§ **What is being asked**
Return only those lines of the listing in which "Номер" appears.

____

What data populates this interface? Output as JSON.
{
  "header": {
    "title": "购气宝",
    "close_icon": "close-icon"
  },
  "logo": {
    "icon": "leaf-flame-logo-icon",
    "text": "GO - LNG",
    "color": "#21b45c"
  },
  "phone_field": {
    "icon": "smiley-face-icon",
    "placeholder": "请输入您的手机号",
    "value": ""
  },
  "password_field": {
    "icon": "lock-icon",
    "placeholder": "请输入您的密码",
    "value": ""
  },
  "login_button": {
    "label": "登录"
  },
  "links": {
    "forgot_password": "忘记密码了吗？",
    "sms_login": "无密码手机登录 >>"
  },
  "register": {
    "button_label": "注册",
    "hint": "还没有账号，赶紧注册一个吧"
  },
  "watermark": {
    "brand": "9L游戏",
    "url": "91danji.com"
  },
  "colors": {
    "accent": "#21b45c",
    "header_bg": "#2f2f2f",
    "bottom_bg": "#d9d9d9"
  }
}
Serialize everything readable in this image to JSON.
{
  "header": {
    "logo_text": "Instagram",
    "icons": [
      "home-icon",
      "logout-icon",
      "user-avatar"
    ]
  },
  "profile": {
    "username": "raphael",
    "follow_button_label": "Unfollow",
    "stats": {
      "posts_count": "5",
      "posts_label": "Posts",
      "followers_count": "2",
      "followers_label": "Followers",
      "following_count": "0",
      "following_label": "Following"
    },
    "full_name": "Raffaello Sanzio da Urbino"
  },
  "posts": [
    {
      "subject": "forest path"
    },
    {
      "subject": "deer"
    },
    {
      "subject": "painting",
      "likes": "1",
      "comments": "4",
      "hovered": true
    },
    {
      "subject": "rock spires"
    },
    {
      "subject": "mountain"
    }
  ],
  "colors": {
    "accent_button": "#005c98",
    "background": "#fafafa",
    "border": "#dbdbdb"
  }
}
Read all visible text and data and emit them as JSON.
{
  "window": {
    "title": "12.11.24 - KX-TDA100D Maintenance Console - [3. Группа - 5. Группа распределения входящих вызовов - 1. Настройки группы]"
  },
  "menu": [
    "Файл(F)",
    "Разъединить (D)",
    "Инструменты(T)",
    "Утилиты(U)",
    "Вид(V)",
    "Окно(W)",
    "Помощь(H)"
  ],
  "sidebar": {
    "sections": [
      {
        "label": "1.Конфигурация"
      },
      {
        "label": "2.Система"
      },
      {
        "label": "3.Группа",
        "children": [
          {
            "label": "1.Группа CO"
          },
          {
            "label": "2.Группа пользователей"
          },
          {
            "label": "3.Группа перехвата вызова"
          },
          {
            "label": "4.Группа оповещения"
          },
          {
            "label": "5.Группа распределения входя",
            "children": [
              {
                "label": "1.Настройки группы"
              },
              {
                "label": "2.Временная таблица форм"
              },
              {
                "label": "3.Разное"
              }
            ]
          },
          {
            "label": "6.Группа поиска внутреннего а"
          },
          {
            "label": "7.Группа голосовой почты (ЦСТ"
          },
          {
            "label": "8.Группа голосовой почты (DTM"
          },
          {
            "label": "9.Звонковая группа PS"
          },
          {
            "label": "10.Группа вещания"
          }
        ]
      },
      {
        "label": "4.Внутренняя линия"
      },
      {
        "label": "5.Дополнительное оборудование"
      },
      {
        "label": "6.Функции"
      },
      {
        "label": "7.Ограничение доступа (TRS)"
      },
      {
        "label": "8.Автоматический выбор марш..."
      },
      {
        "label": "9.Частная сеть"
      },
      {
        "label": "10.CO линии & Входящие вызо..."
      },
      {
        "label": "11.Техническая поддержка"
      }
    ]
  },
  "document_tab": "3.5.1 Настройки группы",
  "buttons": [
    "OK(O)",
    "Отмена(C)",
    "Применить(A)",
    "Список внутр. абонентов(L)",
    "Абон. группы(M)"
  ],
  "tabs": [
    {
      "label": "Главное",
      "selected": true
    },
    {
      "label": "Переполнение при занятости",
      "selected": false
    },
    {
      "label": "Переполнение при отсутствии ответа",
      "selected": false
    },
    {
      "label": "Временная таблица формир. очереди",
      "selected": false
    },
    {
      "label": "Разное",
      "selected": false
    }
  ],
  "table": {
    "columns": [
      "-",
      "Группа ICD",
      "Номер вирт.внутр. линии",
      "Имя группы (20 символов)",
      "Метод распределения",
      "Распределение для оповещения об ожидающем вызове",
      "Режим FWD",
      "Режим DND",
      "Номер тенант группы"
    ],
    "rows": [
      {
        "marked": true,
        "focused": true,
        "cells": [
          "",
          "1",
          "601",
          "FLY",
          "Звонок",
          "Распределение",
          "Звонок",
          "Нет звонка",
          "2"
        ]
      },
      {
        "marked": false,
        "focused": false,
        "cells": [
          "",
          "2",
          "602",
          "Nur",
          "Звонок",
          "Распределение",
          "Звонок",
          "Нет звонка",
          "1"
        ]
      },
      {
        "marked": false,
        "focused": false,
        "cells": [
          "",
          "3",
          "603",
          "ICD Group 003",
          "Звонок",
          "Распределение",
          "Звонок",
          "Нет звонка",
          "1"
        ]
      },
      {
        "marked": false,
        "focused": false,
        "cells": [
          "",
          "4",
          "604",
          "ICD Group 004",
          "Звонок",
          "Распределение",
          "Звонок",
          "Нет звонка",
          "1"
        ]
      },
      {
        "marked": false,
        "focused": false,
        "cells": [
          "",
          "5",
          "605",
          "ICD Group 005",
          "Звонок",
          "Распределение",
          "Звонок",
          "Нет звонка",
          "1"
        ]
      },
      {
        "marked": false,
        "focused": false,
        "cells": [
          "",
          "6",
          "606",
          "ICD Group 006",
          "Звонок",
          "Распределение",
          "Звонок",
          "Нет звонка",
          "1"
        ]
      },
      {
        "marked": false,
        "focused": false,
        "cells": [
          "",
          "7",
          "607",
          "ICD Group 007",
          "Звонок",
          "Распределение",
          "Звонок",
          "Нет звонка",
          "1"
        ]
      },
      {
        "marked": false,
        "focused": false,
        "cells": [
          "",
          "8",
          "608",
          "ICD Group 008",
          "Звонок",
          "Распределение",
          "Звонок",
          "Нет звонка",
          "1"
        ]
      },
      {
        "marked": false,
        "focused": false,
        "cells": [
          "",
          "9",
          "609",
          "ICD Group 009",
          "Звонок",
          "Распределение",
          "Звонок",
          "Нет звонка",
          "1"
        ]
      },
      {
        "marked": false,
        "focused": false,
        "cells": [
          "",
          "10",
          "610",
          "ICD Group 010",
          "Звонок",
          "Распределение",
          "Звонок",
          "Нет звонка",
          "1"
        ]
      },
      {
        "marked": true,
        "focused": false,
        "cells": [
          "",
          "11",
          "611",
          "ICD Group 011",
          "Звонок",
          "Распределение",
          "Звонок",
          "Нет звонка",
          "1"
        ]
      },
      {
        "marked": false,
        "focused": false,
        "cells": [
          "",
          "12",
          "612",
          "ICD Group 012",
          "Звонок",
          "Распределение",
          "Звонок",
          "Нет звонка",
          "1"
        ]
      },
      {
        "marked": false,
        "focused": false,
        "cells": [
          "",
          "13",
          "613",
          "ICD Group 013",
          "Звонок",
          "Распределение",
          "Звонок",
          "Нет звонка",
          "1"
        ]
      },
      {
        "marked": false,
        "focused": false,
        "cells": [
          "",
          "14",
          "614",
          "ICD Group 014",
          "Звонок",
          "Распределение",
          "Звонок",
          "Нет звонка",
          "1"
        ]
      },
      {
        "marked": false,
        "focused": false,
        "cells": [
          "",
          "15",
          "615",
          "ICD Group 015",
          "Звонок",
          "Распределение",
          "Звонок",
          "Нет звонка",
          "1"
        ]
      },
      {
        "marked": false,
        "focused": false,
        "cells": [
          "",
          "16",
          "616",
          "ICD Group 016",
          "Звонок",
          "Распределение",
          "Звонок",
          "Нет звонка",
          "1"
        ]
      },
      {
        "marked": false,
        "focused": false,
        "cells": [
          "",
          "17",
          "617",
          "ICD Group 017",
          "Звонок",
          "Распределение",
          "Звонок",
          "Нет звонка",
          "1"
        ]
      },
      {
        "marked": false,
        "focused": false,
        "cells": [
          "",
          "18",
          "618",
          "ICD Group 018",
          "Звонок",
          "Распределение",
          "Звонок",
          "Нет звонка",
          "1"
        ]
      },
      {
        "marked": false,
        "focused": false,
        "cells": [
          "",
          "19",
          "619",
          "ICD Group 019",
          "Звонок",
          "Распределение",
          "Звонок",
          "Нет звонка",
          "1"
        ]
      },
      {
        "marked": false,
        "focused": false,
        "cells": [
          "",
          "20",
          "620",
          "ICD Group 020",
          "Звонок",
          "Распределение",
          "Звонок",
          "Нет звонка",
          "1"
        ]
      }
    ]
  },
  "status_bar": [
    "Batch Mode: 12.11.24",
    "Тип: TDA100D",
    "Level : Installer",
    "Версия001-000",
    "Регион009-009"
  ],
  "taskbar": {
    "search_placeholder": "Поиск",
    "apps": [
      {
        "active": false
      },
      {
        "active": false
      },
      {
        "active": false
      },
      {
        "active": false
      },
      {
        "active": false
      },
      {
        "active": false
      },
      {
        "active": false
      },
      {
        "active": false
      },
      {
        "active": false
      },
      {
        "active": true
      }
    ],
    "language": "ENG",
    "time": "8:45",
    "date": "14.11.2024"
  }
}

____

§ **Answer**
      "Номер вирт.внутр. линии",
      "Номер тенант группы"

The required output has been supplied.